In a stop and frisk, police are allowed to pat down a person to determine whether they are carrying a weapon, but they are not allowed to search inside pockets or bags without probable cause. By complying with a police officer's command to "empty your pockets," the subject is effectively consenting to a search. The better course of action is to say, "Officer, I'm sorry, but I do not consent to any searches." Then, if the officer does search without consent, he could only charge the subject with the violation -- not the misdemeanor "in public view" possession -- and such a charge could be challenged in court.
"Police will intimidate people to get them to take the marijuana out of their pockets, then, once it's in public view, it's an arrestable offense," said the New York native Noah Mamber, of the Marijuana Policy Project. "It's not fair."
Although these offenders are typically sentenced only to a fine, the city gets its pound of flesh first. People busted for pot possession are handcuffed, taken to a police station, booked, and held in jail for 24 hours or more before being arraigned.
The NYPD's "stop and frisk and bust" policy appears to be aimed disproportionately at the city's minority residents and its youth. A whopping 86% of those arrested were black or Latino, even though research consistently shows that young whites use at a higher rate, and 70% of those arrested were under the age of 30.
"The NYPD's marijuana enforcement practices are racially biased, unjust, and costly," said Gabriel Sayegh, DPA's New York state director. "The mayor can end these arrests immediately by simply ordering Police Commissioner Ray Kelly and the NYPD to follow the legislative intent of the 1977 decriminalization law. What the Legislature found in 1977 holds true today: Arrests for small amounts of marijuana are inappropriate and wasteful."
"There is no sane reason New York City should have a higher per capita marijuana possession arrest rate than South Carolina or Georgia or Oklahoma," said Allen St. Pierre, executive director of the National Organization for the Reform of Marijuana Laws. (NORML). "The really vexing part is that the numbers have gone up when they should be going down and that they racial disparity numbers are still at about nine to one. This really seems to belie New York City otherwise progressive attitudes on social issues. Ironically, it's safer to be a cannabis consumer in Buffalo or Schenectady than in Greenwich Village, because police in those cities respect the intent of the law."

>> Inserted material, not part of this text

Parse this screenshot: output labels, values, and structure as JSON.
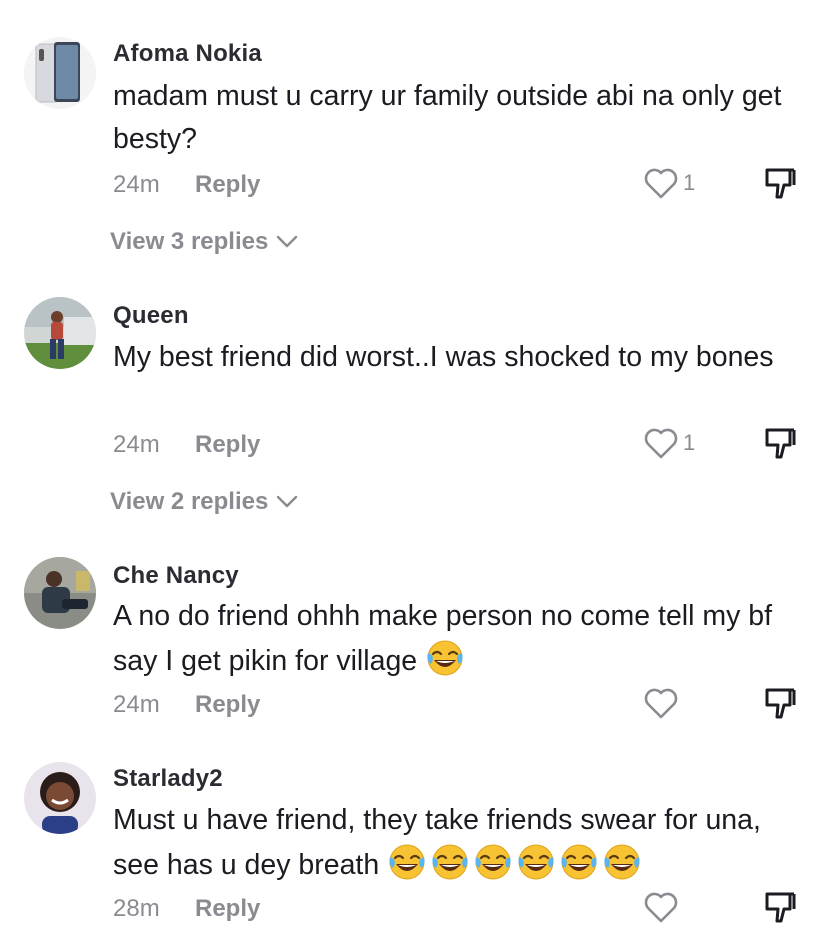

The policy is really "a left-handed jobs program for New York City police," St. Pierre continued. "Police in the city can't negotiate increased wages and salaries, but they seem to have an agreement with the mayor's office that they can achieve pay increases by arresting cannabis consumers and then getting overtime. Harry Levine calls it 'dollars for collars.'"
"This is nothing surprising," sighed Morgan Fox, MPP director of communications. "New York City has been an epicenter of marijuana arrests for years, and the racial disparities are no surprise either.

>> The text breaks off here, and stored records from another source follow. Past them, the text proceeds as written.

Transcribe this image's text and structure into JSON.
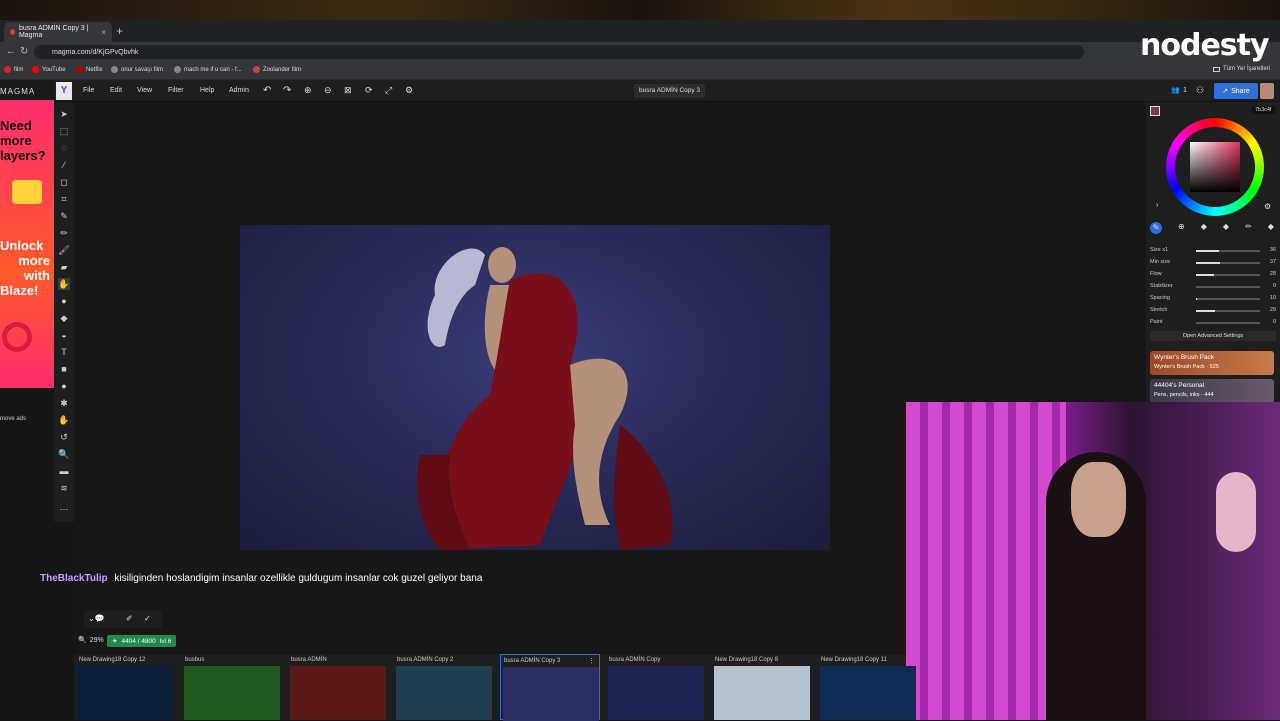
{
  "browser": {
    "tab_title": "busra ADMİN Copy 3 | Magma",
    "tab_close": "×",
    "new_tab": "+",
    "url": "magma.com/d/KjGPvQbvhk",
    "bookmarks": [
      "film",
      "YouTube",
      "Netflix",
      "onur savaşı film",
      "mach me if u can - f...",
      "Zoolander film"
    ],
    "bookmarks_right": "Tüm Yer İşaretleri"
  },
  "stream_logo": "nodesty",
  "ad": {
    "brand": "MAGMA",
    "lines": [
      "Need",
      "more",
      "layers?",
      "Unlock",
      "more",
      "with",
      "Blaze!"
    ],
    "remove_ads": "move ads"
  },
  "menu": {
    "items": [
      "File",
      "Edit",
      "View",
      "Filter",
      "Help",
      "Admin"
    ],
    "doc_title": "busra ADMİN Copy 3",
    "users_count": "1",
    "share_label": "Share",
    "color_hex": "7b3c4f"
  },
  "brush_settings": [
    {
      "label": "Size x1",
      "value": "36",
      "fraction": 0.36
    },
    {
      "label": "Min size",
      "value": "37",
      "fraction": 0.37
    },
    {
      "label": "Flow",
      "value": "28",
      "fraction": 0.28
    },
    {
      "label": "Stabilizer",
      "value": "0",
      "fraction": 0.0
    },
    {
      "label": "Spacing",
      "value": "10",
      "fraction": 0.02
    },
    {
      "label": "Stretch",
      "value": "29",
      "fraction": 0.29
    },
    {
      "label": "Paint",
      "value": "0",
      "fraction": 0.0
    }
  ],
  "advanced_settings": "Open Advanced Settings",
  "brush_packs": [
    {
      "title": "Wynter's Brush Pack",
      "sub": "Wynter's Brush Pack · 525"
    },
    {
      "title": "44404's Personal",
      "sub": "Pens, pencils, inks · 444"
    }
  ],
  "chat": {
    "user": "TheBlackTulip",
    "message": "kisiliginden hoslandigim insanlar ozellikle guldugum insanlar cok guzel geliyor bana"
  },
  "status": {
    "zoom": "29%",
    "storage": "4404 / 4800",
    "level": "lvl 6"
  },
  "thumbnails": [
    {
      "name": "New Drawing18 Copy 12",
      "color": "#0c1e3a"
    },
    {
      "name": "busbus",
      "color": "#1f5a1f"
    },
    {
      "name": "busra ADMİN",
      "color": "#5a1818"
    },
    {
      "name": "busra ADMİN Copy 2",
      "color": "#1f3f4f"
    },
    {
      "name": "busra ADMİN Copy 3",
      "color": "#2b2e60"
    },
    {
      "name": "busra ADMİN Copy",
      "color": "#1c2350"
    },
    {
      "name": "New Drawing18 Copy 8",
      "color": "#b5c3cf"
    },
    {
      "name": "New Drawing18 Copy 11",
      "color": "#0f2a55"
    }
  ],
  "colors": {
    "accent": "#2f6fda",
    "primary_color": "#7b3c4f",
    "status_green": "#1f8a4c"
  }
}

New York City needs to change its low-down ways, said Fox. "They either need to amend the law so it is completely and truly decriminalized, or they could just tax and regulate it similar to alcohol," he argued.
DPA and the IJJRA are working on it on a couple of different levels. The two groups have launched a training program called "Know Your Rights, Build Your Future," which will hold training sessions across the city to educate New Yorkers about their rights and the law. They are also calling on the city council to hold hearings to learn more about the human and fiscal costs of the arrests and to demand greater accountability from the NYPD.
In the mean time, New York City pot smokers need to watch out -- especially if they're young, non-white, or in the outer boroughs. And they would be well-served to educate themselves about what their rights are and how to effectively exercise them.